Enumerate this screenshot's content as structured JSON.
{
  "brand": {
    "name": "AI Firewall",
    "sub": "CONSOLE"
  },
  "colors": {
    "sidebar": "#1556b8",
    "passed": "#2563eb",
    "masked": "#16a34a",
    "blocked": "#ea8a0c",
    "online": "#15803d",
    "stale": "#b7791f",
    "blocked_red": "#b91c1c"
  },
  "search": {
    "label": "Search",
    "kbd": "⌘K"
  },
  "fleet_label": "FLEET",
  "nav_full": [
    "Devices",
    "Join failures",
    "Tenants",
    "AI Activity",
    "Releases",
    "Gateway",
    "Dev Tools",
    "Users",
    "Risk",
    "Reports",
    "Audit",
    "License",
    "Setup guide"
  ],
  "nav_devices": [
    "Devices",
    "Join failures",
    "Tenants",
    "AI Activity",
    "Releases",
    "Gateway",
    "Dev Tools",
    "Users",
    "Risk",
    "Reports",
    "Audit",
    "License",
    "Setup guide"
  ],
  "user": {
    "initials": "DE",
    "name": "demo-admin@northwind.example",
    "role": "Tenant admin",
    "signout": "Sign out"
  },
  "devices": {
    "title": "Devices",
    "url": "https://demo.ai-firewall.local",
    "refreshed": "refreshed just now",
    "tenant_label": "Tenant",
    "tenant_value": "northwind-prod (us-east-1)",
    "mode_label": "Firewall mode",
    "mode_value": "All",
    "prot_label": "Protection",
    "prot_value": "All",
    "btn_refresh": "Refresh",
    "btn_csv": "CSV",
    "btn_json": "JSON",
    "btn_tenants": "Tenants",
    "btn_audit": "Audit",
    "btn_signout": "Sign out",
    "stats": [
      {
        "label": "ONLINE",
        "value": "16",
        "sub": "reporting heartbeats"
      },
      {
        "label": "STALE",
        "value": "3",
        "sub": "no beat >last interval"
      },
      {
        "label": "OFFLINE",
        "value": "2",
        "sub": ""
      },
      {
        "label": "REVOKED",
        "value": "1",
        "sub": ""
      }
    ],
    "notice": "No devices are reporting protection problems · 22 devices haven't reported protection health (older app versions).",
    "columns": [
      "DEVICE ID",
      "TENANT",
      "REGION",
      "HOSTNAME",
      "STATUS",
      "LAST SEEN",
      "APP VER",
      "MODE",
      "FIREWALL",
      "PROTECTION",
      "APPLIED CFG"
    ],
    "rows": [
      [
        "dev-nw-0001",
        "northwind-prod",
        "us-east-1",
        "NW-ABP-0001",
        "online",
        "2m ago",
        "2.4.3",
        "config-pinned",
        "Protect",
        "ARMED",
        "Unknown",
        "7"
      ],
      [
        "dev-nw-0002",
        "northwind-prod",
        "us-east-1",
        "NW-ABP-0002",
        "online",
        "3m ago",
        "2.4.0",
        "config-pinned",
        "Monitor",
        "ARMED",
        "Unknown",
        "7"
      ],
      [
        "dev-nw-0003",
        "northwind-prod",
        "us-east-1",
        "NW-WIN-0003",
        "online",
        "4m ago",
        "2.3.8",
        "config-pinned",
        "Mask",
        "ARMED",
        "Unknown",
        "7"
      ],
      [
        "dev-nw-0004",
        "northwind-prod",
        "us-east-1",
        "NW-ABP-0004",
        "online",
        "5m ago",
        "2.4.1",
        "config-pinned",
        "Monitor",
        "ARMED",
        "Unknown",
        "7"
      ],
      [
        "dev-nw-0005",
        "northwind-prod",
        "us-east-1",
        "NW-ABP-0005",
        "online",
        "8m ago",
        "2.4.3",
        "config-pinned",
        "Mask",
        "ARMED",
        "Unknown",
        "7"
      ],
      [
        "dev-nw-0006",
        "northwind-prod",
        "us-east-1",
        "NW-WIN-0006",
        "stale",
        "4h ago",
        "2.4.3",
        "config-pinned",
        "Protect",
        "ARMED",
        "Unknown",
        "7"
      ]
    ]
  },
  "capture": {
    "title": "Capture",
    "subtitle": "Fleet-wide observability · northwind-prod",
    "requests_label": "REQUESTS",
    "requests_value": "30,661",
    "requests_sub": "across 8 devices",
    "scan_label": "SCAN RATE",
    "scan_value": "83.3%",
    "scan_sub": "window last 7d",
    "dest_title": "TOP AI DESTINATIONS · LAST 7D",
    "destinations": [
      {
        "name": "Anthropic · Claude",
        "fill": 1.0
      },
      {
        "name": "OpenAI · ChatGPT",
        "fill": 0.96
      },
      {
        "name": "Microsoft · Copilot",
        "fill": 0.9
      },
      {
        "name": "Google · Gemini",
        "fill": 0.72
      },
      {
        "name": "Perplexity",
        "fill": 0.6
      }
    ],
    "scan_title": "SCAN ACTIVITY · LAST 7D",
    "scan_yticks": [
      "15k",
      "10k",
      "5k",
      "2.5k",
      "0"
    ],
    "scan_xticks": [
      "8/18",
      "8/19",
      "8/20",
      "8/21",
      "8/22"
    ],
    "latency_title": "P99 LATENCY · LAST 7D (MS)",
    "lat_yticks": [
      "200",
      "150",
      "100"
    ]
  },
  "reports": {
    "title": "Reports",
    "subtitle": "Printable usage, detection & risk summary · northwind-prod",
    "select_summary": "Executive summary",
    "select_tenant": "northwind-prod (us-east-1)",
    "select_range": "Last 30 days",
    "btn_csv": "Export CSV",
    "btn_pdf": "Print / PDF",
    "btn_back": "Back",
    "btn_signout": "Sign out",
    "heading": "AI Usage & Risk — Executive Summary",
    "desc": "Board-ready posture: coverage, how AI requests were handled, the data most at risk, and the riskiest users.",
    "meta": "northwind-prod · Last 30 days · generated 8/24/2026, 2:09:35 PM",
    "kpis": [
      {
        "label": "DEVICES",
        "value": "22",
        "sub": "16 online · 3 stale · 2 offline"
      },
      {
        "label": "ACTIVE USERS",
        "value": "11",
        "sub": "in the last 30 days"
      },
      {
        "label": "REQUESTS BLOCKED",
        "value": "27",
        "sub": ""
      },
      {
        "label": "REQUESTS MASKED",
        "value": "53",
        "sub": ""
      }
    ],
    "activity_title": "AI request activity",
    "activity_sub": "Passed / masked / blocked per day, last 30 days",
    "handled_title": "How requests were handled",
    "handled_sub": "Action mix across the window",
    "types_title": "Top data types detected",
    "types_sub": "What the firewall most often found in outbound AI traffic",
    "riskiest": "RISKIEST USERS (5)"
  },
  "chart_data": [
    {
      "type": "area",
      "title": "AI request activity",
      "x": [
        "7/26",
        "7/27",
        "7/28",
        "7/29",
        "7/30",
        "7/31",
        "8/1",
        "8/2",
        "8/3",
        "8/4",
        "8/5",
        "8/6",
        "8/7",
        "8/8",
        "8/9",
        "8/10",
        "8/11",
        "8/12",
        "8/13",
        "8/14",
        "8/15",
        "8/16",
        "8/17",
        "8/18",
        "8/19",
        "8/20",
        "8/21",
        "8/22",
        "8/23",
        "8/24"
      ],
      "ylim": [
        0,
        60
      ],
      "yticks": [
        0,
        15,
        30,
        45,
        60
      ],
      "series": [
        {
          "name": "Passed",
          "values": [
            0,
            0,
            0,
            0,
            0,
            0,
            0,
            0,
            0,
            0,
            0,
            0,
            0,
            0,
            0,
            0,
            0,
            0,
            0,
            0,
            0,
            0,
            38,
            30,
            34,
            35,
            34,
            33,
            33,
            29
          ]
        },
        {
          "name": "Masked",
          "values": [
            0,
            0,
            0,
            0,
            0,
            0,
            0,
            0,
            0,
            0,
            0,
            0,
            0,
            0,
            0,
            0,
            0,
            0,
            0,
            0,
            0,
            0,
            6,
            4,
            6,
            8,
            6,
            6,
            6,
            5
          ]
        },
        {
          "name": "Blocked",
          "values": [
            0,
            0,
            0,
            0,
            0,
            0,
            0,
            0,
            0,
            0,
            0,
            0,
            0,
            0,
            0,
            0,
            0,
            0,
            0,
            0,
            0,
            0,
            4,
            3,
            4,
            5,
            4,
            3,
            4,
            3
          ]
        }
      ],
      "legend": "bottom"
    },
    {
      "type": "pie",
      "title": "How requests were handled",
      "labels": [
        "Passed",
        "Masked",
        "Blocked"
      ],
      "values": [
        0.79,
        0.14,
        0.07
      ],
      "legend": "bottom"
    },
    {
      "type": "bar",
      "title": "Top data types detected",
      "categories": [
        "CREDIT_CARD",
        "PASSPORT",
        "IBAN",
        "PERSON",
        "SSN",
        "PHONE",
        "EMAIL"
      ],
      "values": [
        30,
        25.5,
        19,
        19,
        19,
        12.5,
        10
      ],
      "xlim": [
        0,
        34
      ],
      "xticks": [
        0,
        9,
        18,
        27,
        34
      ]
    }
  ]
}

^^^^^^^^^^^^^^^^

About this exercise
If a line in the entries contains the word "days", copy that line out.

Solution for this task
    "select_range": "Last 30 days",
    "meta": "northwind-prod · Last 30 days · generated 8/24/2026, 2:09:35 PM",
        "sub": "in the last 30 days"
    "activity_sub": "Passed / masked / blocked per day, last 30 days",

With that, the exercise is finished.